(Web page and app entries)
Content starts

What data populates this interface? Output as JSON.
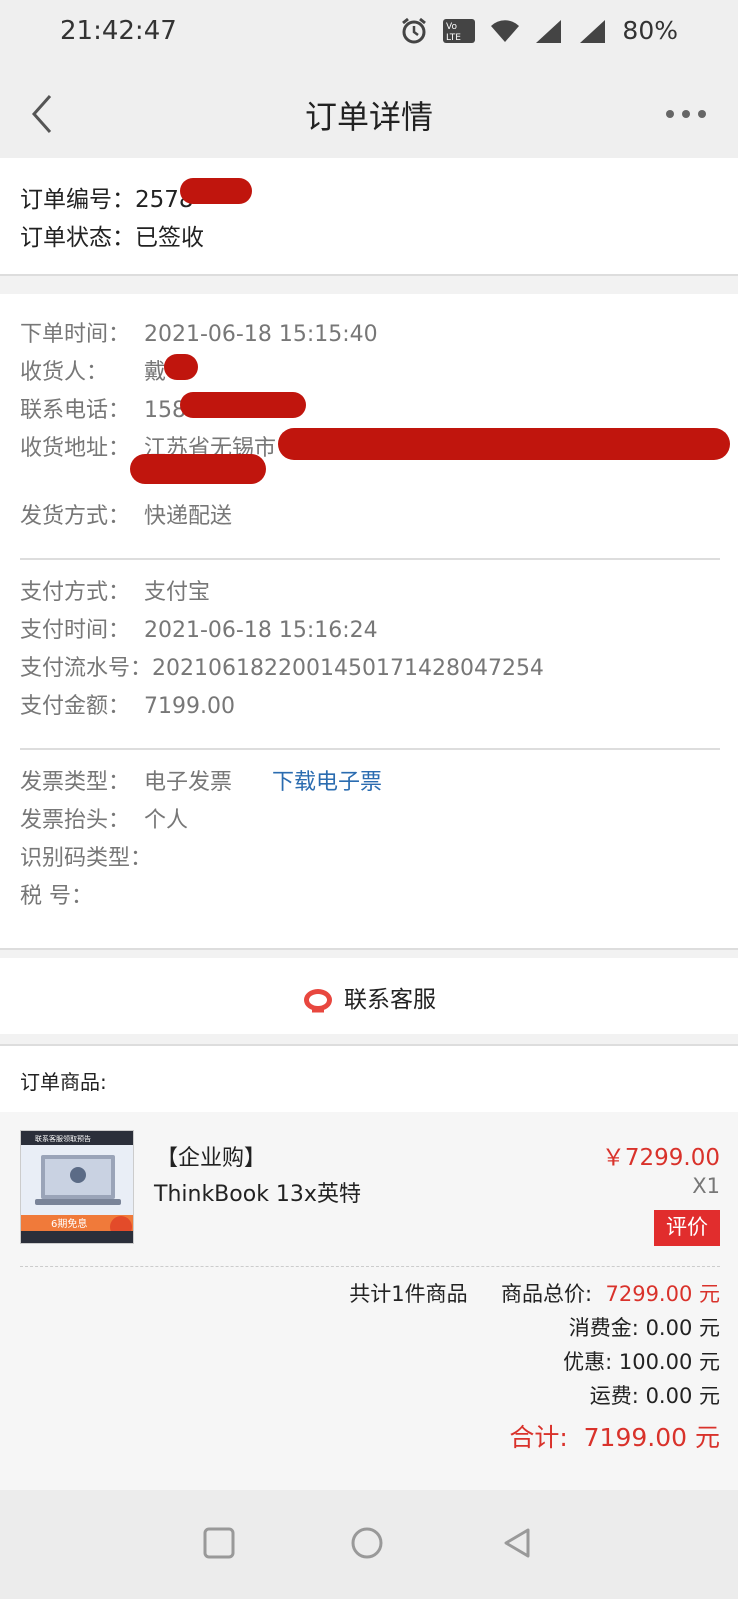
{
  "status_bar": {
    "time": "21:42:47",
    "battery": "80%"
  },
  "nav": {
    "title": "订单详情"
  },
  "order": {
    "number_label": "订单编号：",
    "number_value": "2578",
    "status_label": "订单状态：",
    "status_value": "已签收"
  },
  "details": {
    "order_time_label": "下单时间：",
    "order_time": "2021-06-18 15:15:40",
    "receiver_label": "收货人：",
    "receiver": "戴",
    "phone_label": "联系电话：",
    "phone": "158",
    "address_label": "收货地址：",
    "address": "江苏省无锡市",
    "shipping_label": "发货方式：",
    "shipping": "快递配送"
  },
  "payment": {
    "method_label": "支付方式：",
    "method": "支付宝",
    "time_label": "支付时间：",
    "time": "2021-06-18 15:16:24",
    "serial_label": "支付流水号：",
    "serial": "2021061822001450171428047254",
    "amount_label": "支付金额：",
    "amount": "7199.00"
  },
  "invoice": {
    "type_label": "发票类型：",
    "type": "电子发票",
    "download_link": "下载电子票",
    "title_label": "发票抬头：",
    "title": "个人",
    "idcode_label": "识别码类型：",
    "tax_label": "税 号："
  },
  "service": {
    "label": "联系客服"
  },
  "goods": {
    "header": "订单商品:",
    "thumb_top_text": "联系客服领取预告",
    "thumb_badge": "6期免息",
    "name_line1": "【企业购】",
    "name_line2": "ThinkBook 13x英特",
    "price": "￥7299.00",
    "qty": "X1",
    "review_button": "评价"
  },
  "summary": {
    "count_text": "共计1件商品",
    "goods_total_label": "商品总价:",
    "goods_total_value": "7299.00 元",
    "consume_label": "消费金:",
    "consume_value": "0.00 元",
    "discount_label": "优惠:",
    "discount_value": "100.00 元",
    "freight_label": "运费:",
    "freight_value": "0.00 元",
    "total_label": "合计:",
    "total_value": "7199.00 元"
  },
  "colors": {
    "accent_red": "#d9322b",
    "link_blue": "#2b6cb0",
    "redaction": "#c0150d"
  },
  "icons": [
    "alarm-icon",
    "volte-icon",
    "wifi-icon",
    "signal-4g-icon",
    "signal-g-icon",
    "back-icon",
    "more-icon",
    "headset-icon",
    "square-nav-icon",
    "circle-nav-icon",
    "triangle-nav-icon"
  ]
}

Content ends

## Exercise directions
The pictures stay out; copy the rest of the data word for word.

## Answer to this task
What data populates this interface? Output as JSON.
{
  "status_bar": {
    "time": "21:42:47",
    "battery": "80%"
  },
  "nav": {
    "title": "订单详情"
  },
  "order": {
    "number_label": "订单编号：",
    "number_value": "2578",
    "status_label": "订单状态：",
    "status_value": "已签收"
  },
  "details": {
    "order_time_label": "下单时间：",
    "order_time": "2021-06-18 15:15:40",
    "receiver_label": "收货人：",
    "receiver": "戴",
    "phone_label": "联系电话：",
    "phone": "158",
    "address_label": "收货地址：",
    "address": "江苏省无锡市",
    "shipping_label": "发货方式：",
    "shipping": "快递配送"
  },
  "payment": {
    "method_label": "支付方式：",
    "method": "支付宝",
    "time_label": "支付时间：",
    "time": "2021-06-18 15:16:24",
    "serial_label": "支付流水号：",
    "serial": "2021061822001450171428047254",
    "amount_label": "支付金额：",
    "amount": "7199.00"
  },
  "invoice": {
    "type_label": "发票类型：",
    "type": "电子发票",
    "download_link": "下载电子票",
    "title_label": "发票抬头：",
    "title": "个人",
    "idcode_label": "识别码类型：",
    "tax_label": "税 号："
  },
  "service": {
    "label": "联系客服"
  },
  "goods": {
    "header": "订单商品:",
    "thumb_top_text": "联系客服领取预告",
    "thumb_badge": "6期免息",
    "name_line1": "【企业购】",
    "name_line2": "ThinkBook 13x英特",
    "price": "￥7299.00",
    "qty": "X1",
    "review_button": "评价"
  },
  "summary": {
    "count_text": "共计1件商品",
    "goods_total_label": "商品总价:",
    "goods_total_value": "7299.00 元",
    "consume_label": "消费金:",
    "consume_value": "0.00 元",
    "discount_label": "优惠:",
    "discount_value": "100.00 元",
    "freight_label": "运费:",
    "freight_value": "0.00 元",
    "total_label": "合计:",
    "total_value": "7199.00 元"
  },
  "colors": {
    "accent_red": "#d9322b",
    "link_blue": "#2b6cb0",
    "redaction": "#c0150d"
  },
  "icons": [
    "alarm-icon",
    "volte-icon",
    "wifi-icon",
    "signal-4g-icon",
    "signal-g-icon",
    "back-icon",
    "more-icon",
    "headset-icon",
    "square-nav-icon",
    "circle-nav-icon",
    "triangle-nav-icon"
  ]
}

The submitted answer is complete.